“Military analysts have long been concerned about the possibility of drones being used against the US for espionage purposes. Additionally, terror groups like ISIS have been able to weaponize commercially available drones, increasingly using them in combat in Iraq and Syria.
It is not clear how the military would down a drone should the need arise but the Defense Department has developed a series of countermeasures capable of bringing down drones. Some of these have been deployed to places like Syria and Iraq. While conventional weapons could be used to shoot down a drone, other countermeasures include non-kinetic methods like the use of radio waves to disrupt drone flight.”
Read the full article, “US military warns it can down drones flying over US bases,” here.
Commercial drone operators may include those that use drones to photograph real property for residential and commercial sales or marketing activities, or survey real property for commercial and residential transactions, or assist with the construction and inspection of commercial properties and cell towers. Whether you use drones for your business or as a hobby, drone operators should familiarize themselves not only with this federal guidance, but with state legislation. As of this writing, 17 states—Colorado, Connecticut, Florida, Georgia, Indiana, Kentucky, Louisiana, Minnesota, Montana, Nevada, North Carolina, Oregon, South Dakota, Texas, Utah, Virginia, and Wyoming—have laws on the books regarding the use of drones.
We will continue writing about developments in this legal area, so subscribe to the Offit Kurman blog for updates. If you have any questions about drones—or any real estate, land use, or zoning matter—please feel free to get in touch with us.
ABOUT OFFIT KURMAN
Offit Kurman is one of the fastest-growing, full-service law firms in the Mid-Atlantic region. With over 140 attorneys offering a comprehensive range of services in virtually every legal category, the firm is well positioned to meet the needs of dynamic businesses and the people who own and operate them. Our eleven offices serve individual and corporate clients in the Virginia, Washington, DC, Maryland, Delaware, Pennsylvania, New Jersey, and New York City regions. At Offit Kurman, we are our clients’ most trusted legal advisors, professionals who help maximize and protect business value and personal wealth. In every interaction, we consistently maintain our clients’ confidence by remaining focused on furthering their objectives and achieving their goals in an efficient manner. Trust, knowledge, confidence—in a partner, that’s perfect.

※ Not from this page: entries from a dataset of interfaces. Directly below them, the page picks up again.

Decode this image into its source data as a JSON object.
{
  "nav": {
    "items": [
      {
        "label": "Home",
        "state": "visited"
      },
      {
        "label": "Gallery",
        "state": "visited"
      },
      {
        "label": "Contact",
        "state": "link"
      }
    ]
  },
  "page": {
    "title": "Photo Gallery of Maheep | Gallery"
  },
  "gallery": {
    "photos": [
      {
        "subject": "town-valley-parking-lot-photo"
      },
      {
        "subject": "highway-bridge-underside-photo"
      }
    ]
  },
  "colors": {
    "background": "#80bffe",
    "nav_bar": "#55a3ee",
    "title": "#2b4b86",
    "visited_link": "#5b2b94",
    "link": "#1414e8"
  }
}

You can connect with Offit Kurman via our Blog, Facebook, Twitter, Google+, YouTube, and LinkedIn pages. You can also sign up to receive Law Matters, Offit Kurman’s monthly newsletter covering a diverse selection of legal and corporate thought leadership content.
MARYLAND | PENNSYLVANIA | VIRGINIA| NEW JERSEY | NEW YORK | DELAWARE | WASHINGTON, DC